> Problem
If "Safety" shows up in a line of the material, return that line.

> Data excerpts
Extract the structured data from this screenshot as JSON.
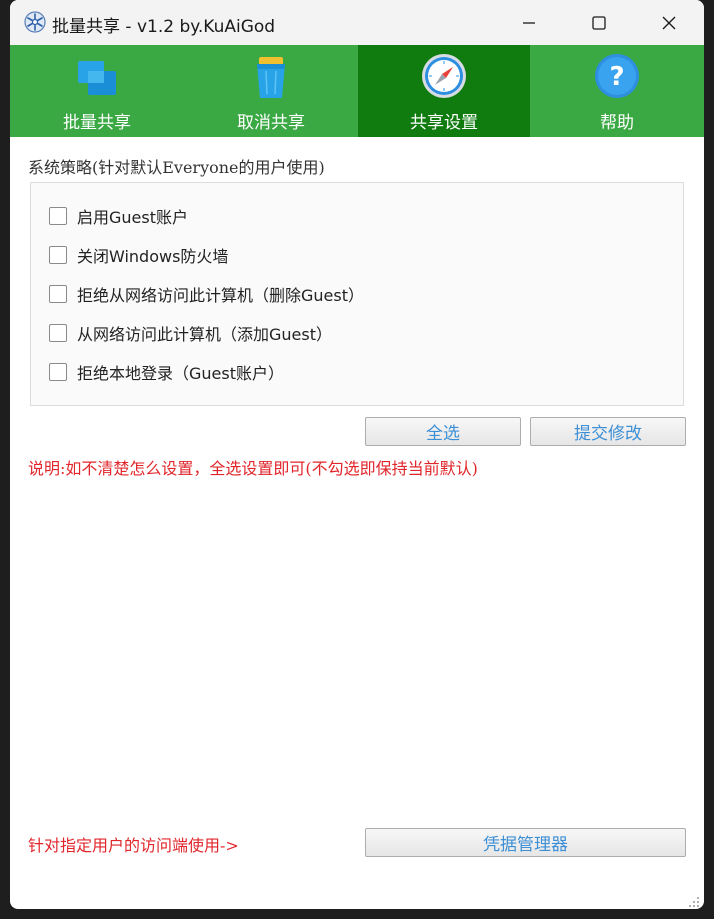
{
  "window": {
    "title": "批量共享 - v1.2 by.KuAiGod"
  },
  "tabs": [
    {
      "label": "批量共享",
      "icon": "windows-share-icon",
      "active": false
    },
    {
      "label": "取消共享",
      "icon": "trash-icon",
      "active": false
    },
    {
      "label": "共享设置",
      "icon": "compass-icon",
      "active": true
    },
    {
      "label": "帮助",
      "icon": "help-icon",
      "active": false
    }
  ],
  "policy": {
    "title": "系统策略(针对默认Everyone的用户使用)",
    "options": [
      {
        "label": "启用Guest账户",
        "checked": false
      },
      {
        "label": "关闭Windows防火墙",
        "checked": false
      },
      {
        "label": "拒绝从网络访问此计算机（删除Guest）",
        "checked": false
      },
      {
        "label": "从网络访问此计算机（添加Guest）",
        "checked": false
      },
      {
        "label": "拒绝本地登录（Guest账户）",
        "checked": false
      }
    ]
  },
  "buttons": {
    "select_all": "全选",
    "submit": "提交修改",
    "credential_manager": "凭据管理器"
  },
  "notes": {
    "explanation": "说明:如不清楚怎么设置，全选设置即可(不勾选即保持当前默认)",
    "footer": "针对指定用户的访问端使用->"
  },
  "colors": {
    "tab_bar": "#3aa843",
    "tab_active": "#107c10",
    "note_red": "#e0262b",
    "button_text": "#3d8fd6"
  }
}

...

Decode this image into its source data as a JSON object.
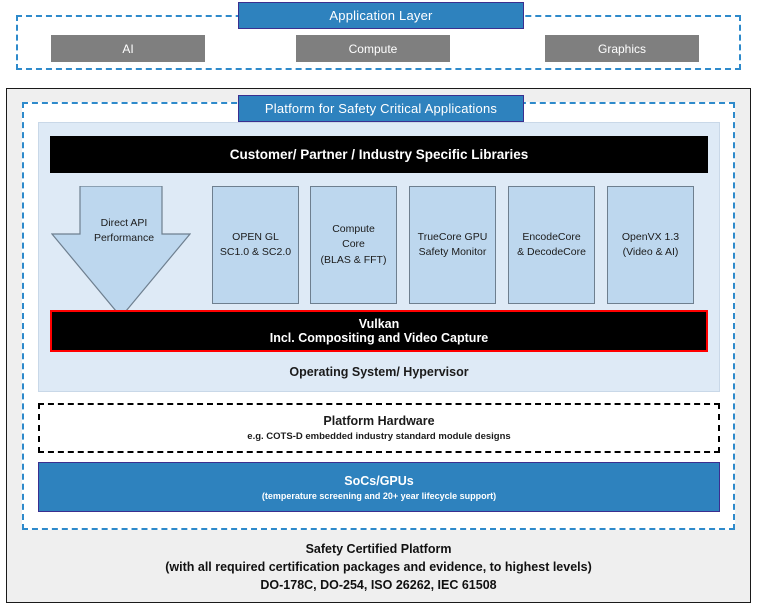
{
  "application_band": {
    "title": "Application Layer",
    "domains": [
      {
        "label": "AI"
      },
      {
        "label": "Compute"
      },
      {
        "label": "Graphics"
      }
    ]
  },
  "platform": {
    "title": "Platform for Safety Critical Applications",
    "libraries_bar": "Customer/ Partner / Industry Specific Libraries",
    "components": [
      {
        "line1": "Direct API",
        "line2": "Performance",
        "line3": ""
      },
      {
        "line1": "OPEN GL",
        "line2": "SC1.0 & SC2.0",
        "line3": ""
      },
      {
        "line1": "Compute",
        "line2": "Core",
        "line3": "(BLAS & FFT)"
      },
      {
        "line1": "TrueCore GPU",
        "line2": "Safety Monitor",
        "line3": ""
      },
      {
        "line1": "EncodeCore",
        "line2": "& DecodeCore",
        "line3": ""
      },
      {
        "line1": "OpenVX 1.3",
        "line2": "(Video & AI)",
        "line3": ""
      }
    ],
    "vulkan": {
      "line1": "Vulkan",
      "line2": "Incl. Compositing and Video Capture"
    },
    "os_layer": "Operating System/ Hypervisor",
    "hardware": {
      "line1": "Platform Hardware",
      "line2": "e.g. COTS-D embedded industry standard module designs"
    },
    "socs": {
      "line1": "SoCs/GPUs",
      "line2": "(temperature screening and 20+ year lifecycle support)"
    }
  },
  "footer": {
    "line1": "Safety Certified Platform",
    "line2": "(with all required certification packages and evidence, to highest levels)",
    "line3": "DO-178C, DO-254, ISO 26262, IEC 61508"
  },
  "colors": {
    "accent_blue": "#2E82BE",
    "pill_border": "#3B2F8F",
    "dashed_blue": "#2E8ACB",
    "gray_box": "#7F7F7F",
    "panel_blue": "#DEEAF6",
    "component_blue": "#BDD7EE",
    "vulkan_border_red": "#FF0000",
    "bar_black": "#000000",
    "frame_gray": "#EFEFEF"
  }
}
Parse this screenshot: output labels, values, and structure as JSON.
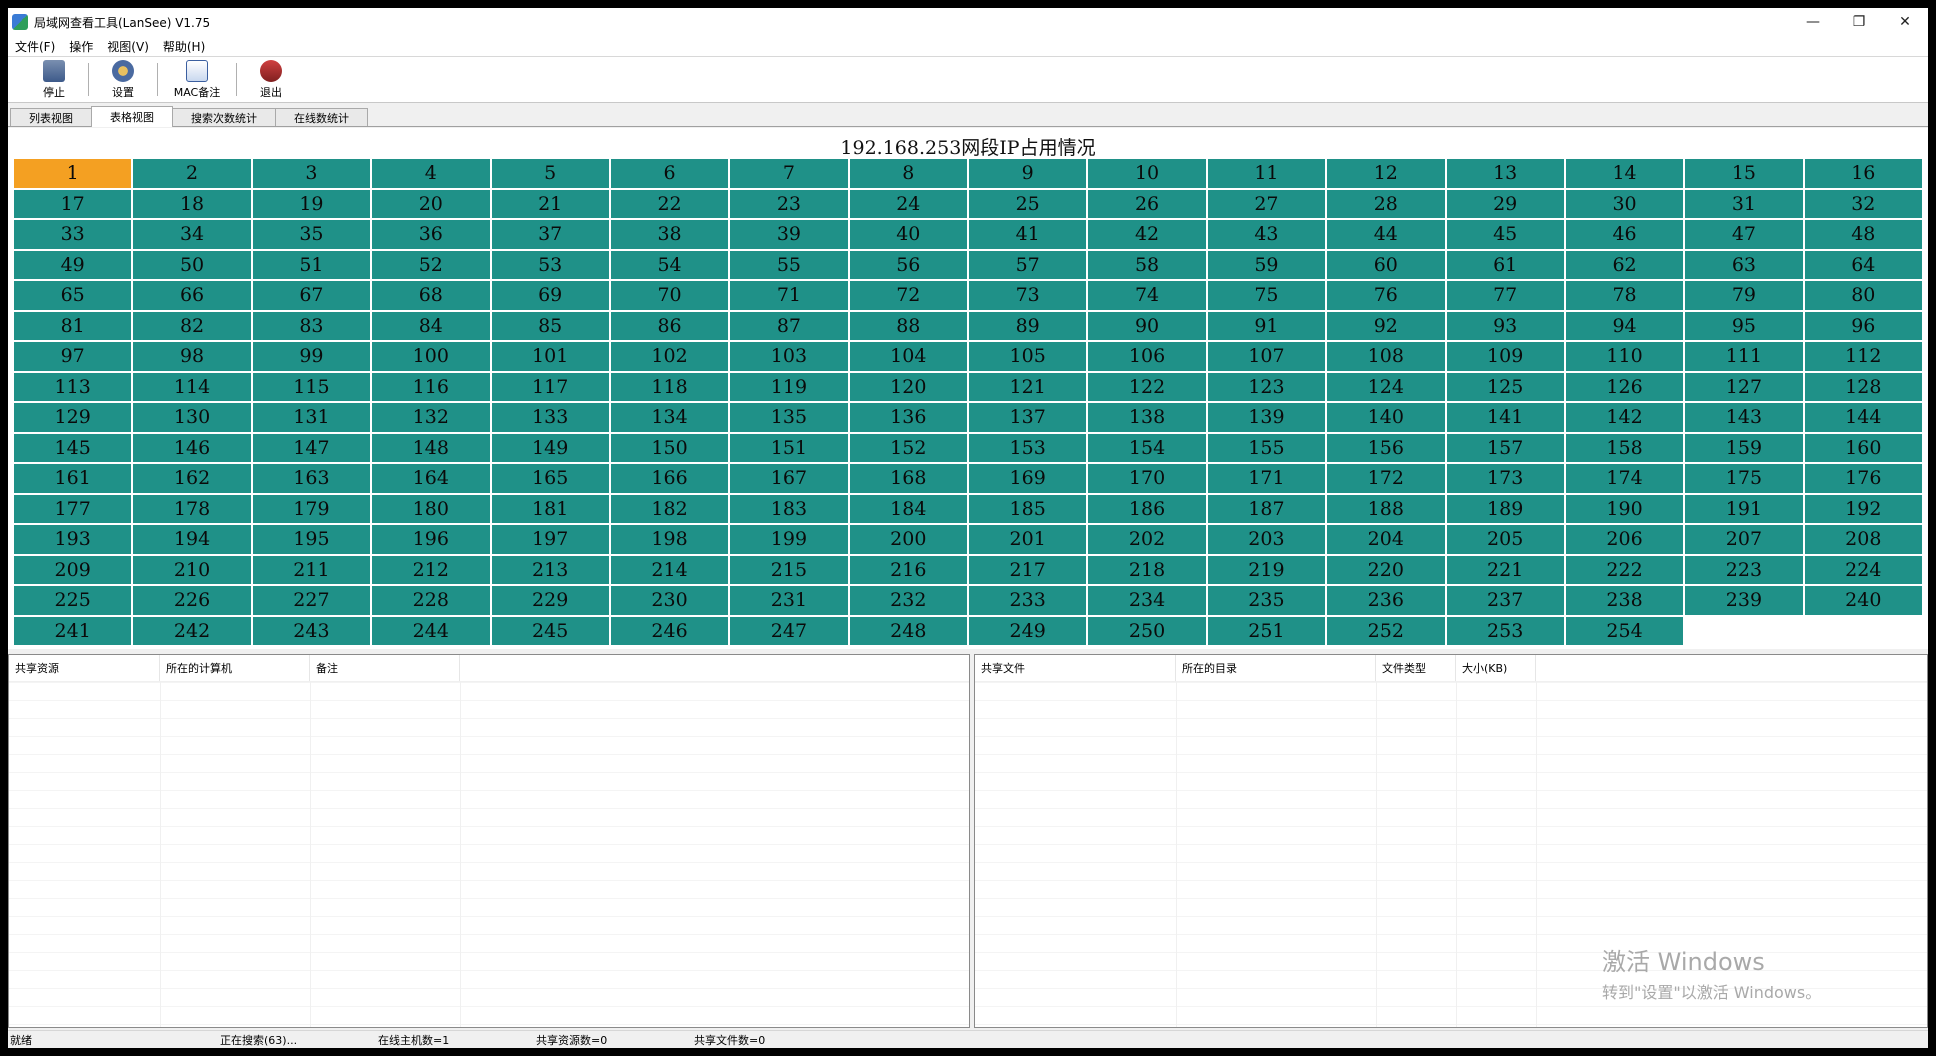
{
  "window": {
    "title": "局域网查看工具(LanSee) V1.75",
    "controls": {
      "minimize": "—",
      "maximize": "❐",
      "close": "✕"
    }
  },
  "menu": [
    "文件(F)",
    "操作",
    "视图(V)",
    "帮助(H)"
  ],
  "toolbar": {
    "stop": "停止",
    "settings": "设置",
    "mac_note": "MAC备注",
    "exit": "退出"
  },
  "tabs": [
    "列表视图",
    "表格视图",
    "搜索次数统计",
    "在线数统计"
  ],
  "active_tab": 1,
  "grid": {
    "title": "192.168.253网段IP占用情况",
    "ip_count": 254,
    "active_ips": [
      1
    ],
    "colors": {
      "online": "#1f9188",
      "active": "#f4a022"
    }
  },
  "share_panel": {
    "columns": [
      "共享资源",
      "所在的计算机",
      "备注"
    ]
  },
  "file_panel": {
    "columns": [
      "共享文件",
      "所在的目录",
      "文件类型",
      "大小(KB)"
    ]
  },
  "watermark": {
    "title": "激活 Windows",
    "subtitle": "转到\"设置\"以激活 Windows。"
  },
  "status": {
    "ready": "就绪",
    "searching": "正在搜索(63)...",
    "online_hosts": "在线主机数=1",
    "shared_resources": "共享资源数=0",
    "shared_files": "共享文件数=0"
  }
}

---

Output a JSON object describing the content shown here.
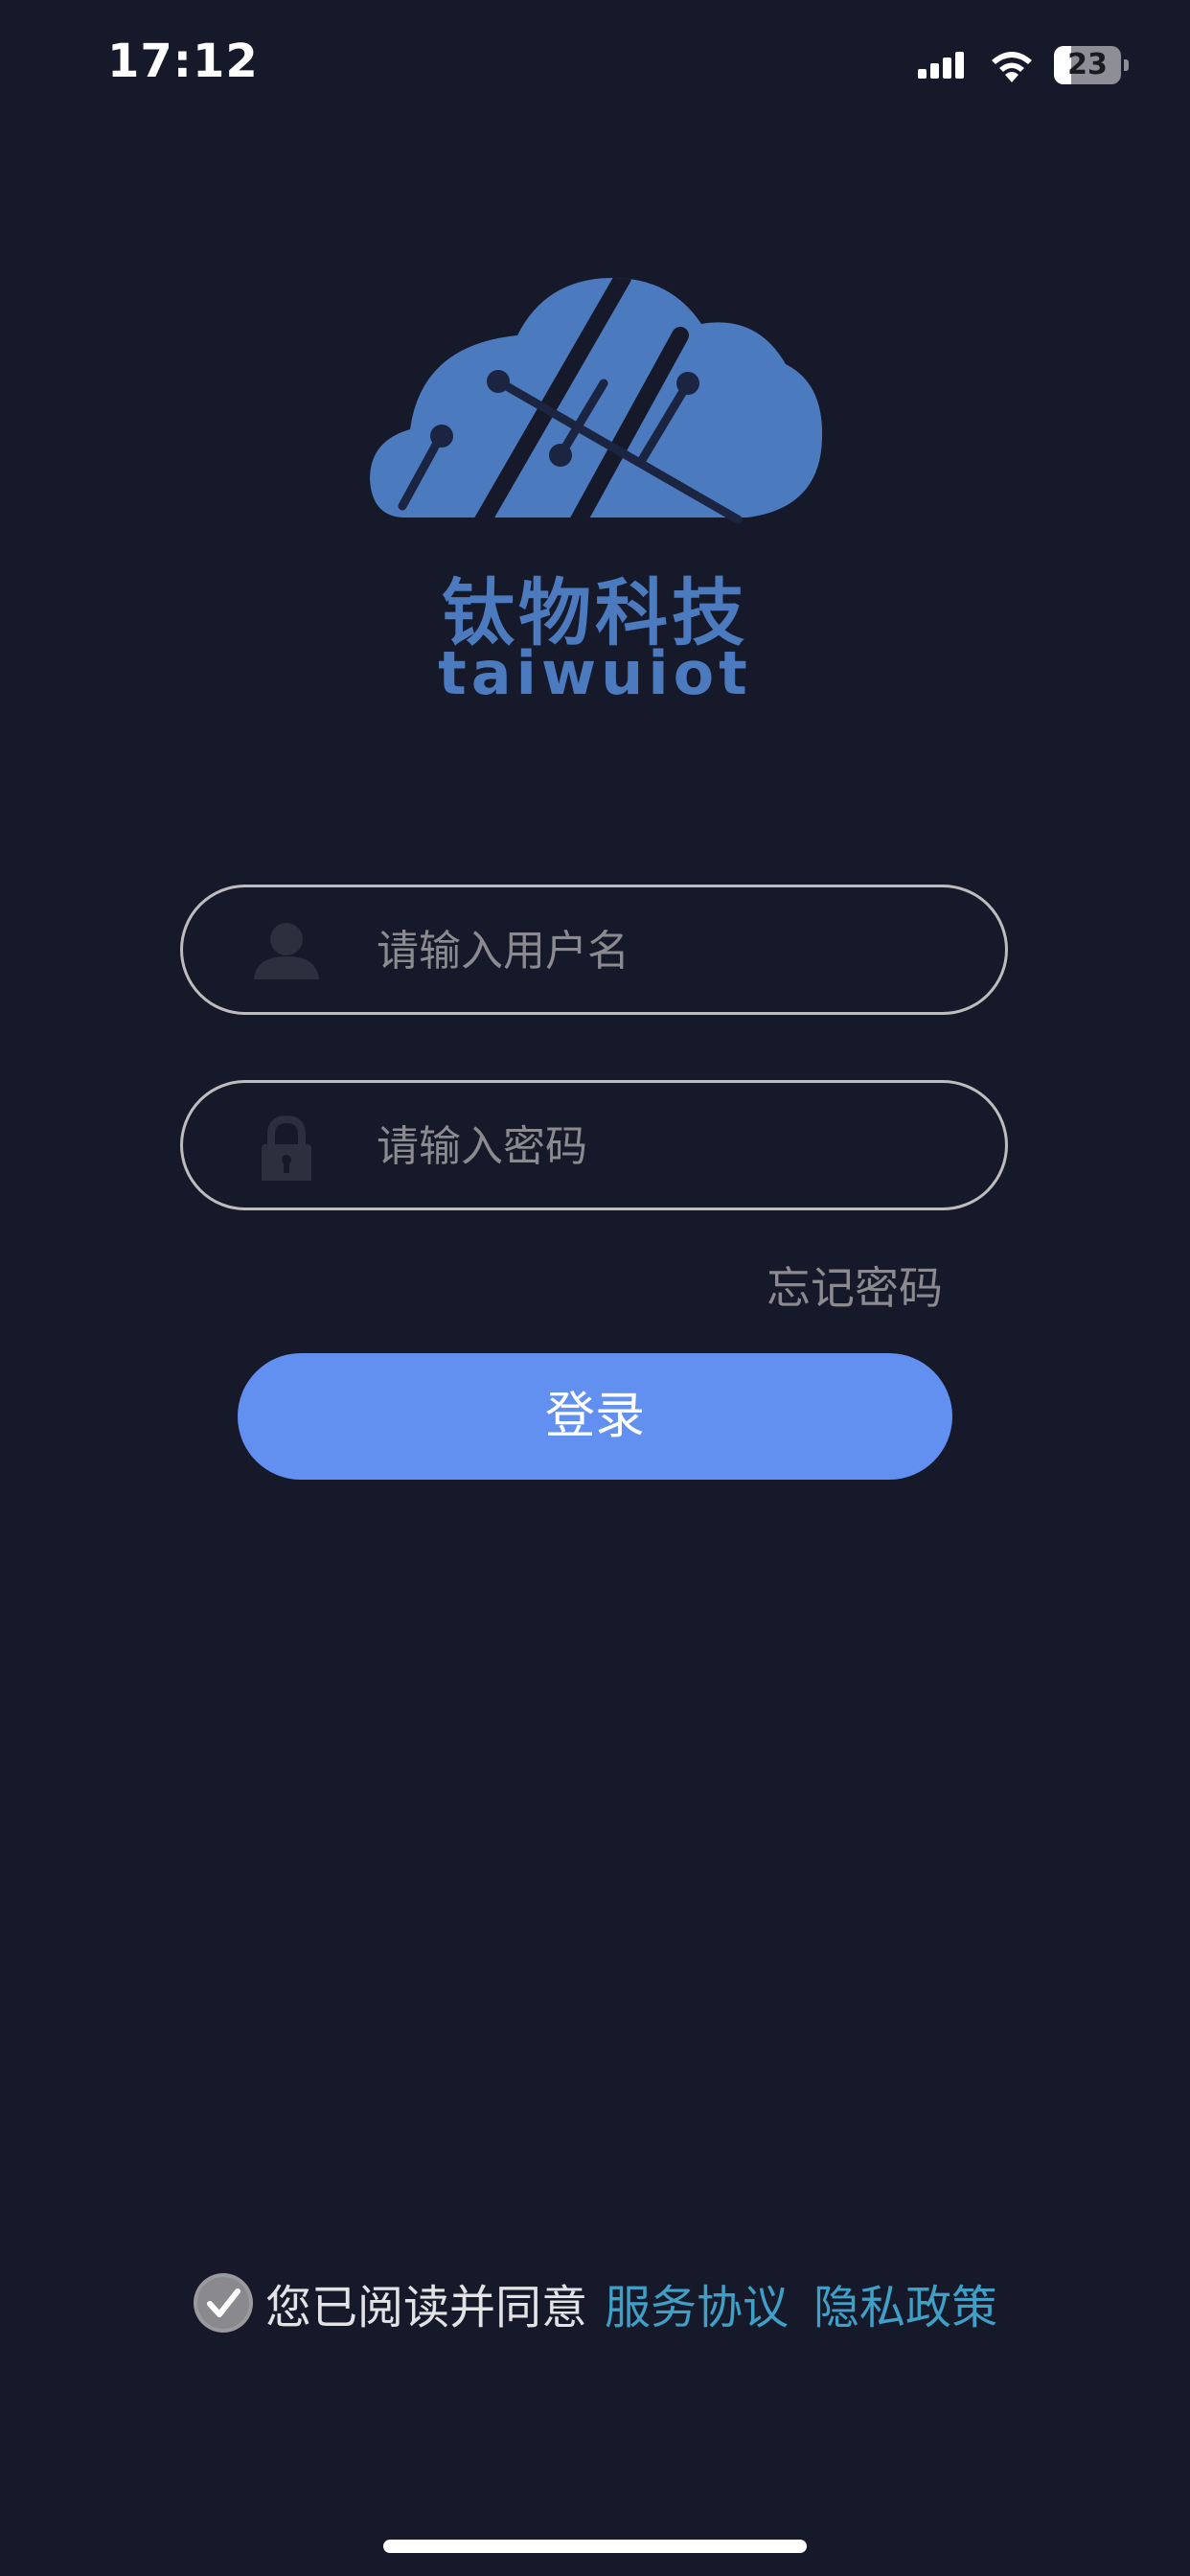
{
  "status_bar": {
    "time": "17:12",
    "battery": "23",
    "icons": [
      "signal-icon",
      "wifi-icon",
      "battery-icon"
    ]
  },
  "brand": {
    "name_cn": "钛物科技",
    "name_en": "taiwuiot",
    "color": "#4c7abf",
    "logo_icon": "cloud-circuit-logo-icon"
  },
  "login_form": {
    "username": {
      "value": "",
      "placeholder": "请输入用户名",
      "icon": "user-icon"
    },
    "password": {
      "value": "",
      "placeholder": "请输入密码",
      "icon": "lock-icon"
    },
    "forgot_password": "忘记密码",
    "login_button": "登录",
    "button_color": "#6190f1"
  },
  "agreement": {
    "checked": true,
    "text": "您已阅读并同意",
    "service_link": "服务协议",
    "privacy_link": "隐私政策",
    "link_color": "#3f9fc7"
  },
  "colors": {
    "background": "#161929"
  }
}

> Exercise solution
    "title": "Platform for Safety Critical Applications",
        "line2": "Safety Monitor",
    "line1": "Safety Certified Platform",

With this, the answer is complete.